• **What is being asked**
Return every line from the listing where the word "Customer" occurs.
◆ ◆ ◆ ◆
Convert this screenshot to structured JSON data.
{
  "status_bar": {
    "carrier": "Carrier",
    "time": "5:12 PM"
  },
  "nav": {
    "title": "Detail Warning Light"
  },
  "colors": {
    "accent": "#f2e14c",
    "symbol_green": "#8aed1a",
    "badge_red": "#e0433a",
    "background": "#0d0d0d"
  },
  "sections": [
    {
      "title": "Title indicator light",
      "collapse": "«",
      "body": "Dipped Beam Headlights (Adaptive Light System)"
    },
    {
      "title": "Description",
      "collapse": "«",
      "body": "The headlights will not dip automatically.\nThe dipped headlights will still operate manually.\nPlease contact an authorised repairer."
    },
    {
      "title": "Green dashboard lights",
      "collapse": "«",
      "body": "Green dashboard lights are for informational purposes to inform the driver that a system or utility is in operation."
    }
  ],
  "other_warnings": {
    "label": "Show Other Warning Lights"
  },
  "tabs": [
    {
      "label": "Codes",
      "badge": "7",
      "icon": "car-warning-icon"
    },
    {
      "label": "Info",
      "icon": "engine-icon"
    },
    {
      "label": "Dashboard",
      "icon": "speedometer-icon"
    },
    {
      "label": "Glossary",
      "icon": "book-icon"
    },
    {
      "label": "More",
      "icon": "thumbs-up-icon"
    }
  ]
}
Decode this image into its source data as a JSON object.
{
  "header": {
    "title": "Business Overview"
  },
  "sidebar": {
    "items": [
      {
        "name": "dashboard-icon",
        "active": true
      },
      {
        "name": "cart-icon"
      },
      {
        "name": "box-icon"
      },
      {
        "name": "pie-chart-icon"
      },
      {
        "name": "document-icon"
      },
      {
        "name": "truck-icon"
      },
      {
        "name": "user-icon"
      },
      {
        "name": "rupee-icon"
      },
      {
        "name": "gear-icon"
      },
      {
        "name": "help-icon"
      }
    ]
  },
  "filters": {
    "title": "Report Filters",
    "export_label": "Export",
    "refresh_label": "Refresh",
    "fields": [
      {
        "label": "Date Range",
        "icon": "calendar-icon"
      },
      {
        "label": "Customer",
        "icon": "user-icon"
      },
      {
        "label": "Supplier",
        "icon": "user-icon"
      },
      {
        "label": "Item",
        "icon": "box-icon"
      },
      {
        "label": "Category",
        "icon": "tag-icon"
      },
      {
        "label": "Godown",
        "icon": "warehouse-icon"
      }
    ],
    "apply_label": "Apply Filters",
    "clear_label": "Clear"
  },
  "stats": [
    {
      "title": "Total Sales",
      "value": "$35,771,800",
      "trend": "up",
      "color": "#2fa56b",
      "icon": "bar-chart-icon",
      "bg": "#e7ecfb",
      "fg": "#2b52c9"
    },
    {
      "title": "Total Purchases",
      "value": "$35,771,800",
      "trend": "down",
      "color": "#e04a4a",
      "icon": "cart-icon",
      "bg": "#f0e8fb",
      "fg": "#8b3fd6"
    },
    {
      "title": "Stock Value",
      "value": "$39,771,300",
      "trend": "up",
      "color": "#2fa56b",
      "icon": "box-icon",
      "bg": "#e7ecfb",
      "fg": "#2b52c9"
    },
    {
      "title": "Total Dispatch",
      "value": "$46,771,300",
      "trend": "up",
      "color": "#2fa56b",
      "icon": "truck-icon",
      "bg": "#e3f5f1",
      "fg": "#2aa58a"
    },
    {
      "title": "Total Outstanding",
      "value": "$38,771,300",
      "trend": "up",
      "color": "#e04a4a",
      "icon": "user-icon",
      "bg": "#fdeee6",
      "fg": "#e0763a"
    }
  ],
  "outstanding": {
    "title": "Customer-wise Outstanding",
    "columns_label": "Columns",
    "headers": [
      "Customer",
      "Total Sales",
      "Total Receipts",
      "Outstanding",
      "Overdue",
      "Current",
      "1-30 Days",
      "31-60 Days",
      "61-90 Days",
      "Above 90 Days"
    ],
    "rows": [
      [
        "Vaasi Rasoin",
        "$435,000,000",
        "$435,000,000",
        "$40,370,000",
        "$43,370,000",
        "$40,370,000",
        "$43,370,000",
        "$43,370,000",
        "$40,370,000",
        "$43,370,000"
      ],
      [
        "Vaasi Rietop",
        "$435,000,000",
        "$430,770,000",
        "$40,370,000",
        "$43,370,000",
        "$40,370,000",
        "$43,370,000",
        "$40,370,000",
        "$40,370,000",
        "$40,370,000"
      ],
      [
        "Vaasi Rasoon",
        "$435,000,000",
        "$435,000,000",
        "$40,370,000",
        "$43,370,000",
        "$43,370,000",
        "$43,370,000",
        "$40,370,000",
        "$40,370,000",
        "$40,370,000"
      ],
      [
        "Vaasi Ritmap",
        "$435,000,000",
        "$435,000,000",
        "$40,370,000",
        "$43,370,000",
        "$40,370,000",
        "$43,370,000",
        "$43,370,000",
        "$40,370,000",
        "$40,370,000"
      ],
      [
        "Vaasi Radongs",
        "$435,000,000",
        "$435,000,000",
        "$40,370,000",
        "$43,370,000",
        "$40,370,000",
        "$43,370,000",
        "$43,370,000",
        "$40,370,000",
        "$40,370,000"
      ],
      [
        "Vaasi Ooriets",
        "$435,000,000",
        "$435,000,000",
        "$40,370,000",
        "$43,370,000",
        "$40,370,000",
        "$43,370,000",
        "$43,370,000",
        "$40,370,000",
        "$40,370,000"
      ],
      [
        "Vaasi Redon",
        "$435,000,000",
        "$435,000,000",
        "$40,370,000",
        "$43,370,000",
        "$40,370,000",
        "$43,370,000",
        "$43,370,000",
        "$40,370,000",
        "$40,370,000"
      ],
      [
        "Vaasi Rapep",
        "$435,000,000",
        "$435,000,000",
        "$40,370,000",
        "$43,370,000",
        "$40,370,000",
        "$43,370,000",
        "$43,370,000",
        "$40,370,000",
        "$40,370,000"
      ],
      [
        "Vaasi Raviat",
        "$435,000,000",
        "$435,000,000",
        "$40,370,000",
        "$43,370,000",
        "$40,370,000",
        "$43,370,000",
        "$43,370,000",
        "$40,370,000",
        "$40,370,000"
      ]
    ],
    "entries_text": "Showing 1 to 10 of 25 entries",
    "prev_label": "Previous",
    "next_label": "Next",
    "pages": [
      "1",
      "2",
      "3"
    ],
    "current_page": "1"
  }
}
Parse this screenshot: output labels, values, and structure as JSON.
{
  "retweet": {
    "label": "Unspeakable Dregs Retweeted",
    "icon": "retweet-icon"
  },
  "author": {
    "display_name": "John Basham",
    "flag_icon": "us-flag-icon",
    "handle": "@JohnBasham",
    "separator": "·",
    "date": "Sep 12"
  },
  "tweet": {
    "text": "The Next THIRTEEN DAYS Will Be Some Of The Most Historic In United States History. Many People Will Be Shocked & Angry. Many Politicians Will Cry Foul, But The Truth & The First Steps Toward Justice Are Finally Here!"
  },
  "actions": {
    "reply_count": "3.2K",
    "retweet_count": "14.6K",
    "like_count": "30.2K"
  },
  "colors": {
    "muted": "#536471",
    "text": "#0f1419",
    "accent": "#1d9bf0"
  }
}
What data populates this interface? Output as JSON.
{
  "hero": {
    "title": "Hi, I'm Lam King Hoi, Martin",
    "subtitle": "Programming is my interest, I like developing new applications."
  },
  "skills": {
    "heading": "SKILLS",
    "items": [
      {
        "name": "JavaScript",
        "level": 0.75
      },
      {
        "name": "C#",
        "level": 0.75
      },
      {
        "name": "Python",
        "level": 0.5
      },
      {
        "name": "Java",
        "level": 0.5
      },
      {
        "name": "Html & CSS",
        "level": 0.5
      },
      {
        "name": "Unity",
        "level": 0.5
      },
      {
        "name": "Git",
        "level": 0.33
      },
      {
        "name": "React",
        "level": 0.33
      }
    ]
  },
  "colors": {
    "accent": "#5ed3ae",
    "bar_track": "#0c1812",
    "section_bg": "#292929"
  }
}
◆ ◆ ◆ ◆
• **Response area**
        "label": "Customer",
    "title": "Customer-wise Outstanding",
      "Customer",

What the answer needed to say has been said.